Many people live for weeks, months, or even years with an addicted loved one. Over this period of time, both the addict and their loved ones will suffer from the irresponsibility, hurt feelings, and anger that are brought on by addiction. Many people in this situation don’t know where to turn, so they continue living in uncertainty and dysfunction. In many cases, it is up to loved ones to step up and talk to their loved one and find help for the family.
The First Step is to Talk to Your Loved One
There are many reasons a family member or close friend will avoid confronting their loved one about addiction. Sometimes they are afraid of what the person will say or how it will affect their relationship. Other times they have seen loved ones get shot down when they confronted the addict and don’t want to have the same thing happen to them. Still, others are unsure of what to say or how to even help the addict.
The first step toward helping your addicted loved one is to talk to them. Be honest and loving, and tell your loved one how their addiction is impacting those around them, including yourself. Tell them that you are willing to do whatever you can to help, but that you want them to get treatment for their addiction.
Consider an Intervention
If your loved one will not listen to you or other family members and friends, you need to take it one step further. Contact a treatment facility that can help you with intervention services. This will allow you and your family to talk to your loved one in a constructive, positive way, in the hopes that they will see their need for treatment. Visit the National Council on Alcohol and Drug Dependence (NCADD) website for more intervention information.
If your loved one still will not listen, make sure you get help for yourself.
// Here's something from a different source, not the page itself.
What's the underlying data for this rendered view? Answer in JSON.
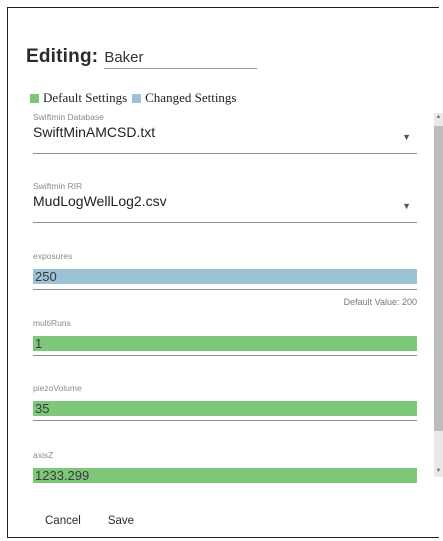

Find a support group, counselor, or doctor that can help you with any depression or anxiety you have because of living with someone with an addiction, and to learn the best way to interact with your loved one.
In general, when interacting with an addicted loved one, remember to always:
- Set boundaries
- Be loving
- Protect yourself